VCU at Semeval-2016 Task 14: Evaluating definitional-based similarity measure for semantic taxonomy enrichment
Bridget McInnes
Proceedings of the 10th International Workshop on Semantic Evaluation (SemEval-2016)


UMLS::Similarity: Measuring the Relatedness and Similarity of Biomedical Concepts
Bridget McInnes | Ted Pedersen | Serguei Pakhomov | Ying Liu | Genevieve Melton-Meaux
Proceedings of the 2013 NAACL HLT Demonstration Session


Using Second-order Vectors in a Knowledge-based Method for Acronym Disambiguation
Bridget T. McInnes | Ted Pedersen | Ying Liu | Serguei V. Pakhomov | Genevieve B. Melton
Proceedings of the Fifteenth Conference on Computational Natural Language Learning

The Ngram Statistics Package (Text::NSP) : A Flexible Tool for Identifying Ngrams, Collocations, and Word Associations
Ted Pedersen | Satanjeev Banerjee | Bridget McInnes | Saiyam Kohli | Mahesh Joshi | Ying Liu
Proceedings of the Workshop on Multiword Expressions: from Parsing and Generation to the Real World

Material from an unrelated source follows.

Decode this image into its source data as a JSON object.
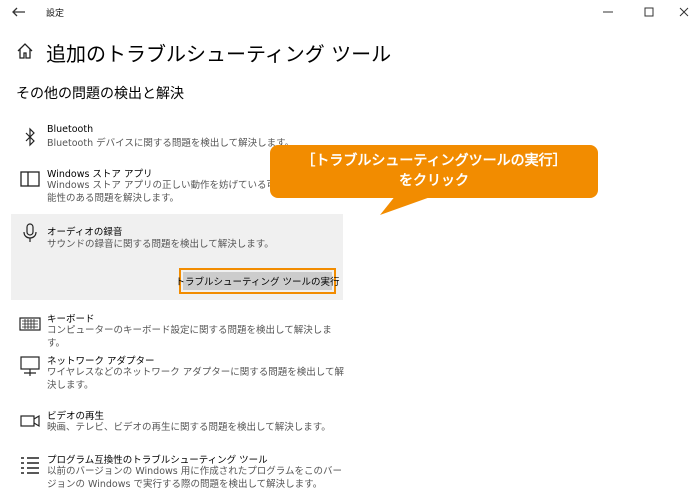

Automated Identification of Synonyms in Biomedical Acronym Sense Inventories
Genevieve B. Melton | SungRim Moon | Bridget McInnes | Serguei Pakhomov
Proceedings of the NAACL HLT 2010 Second Louhi Workshop on Text and Data Mining of Health Documents


An Unsupervised Vector Approach to Biomedical Term Disambiguation: Integrating UMLS and Medline
Bridget McInnes
Proceedings of the ACL-08: HLT Student Research Workshop


pdf bib
Determining the Syntactic Structure of Medical Terms in Clinical Notes
Bridget McInnes | Ted Pedersen | Serguei Pakhomov
Biological, translational, and clinical language processing


The Duluth Word Alignment System
Bridget Thomson McInnes | Ted Pedersen
Proceedings of the HLT-NAACL 2003 Workshop on Building and Using Parallel Texts: Data Driven Machine Translation and Beyond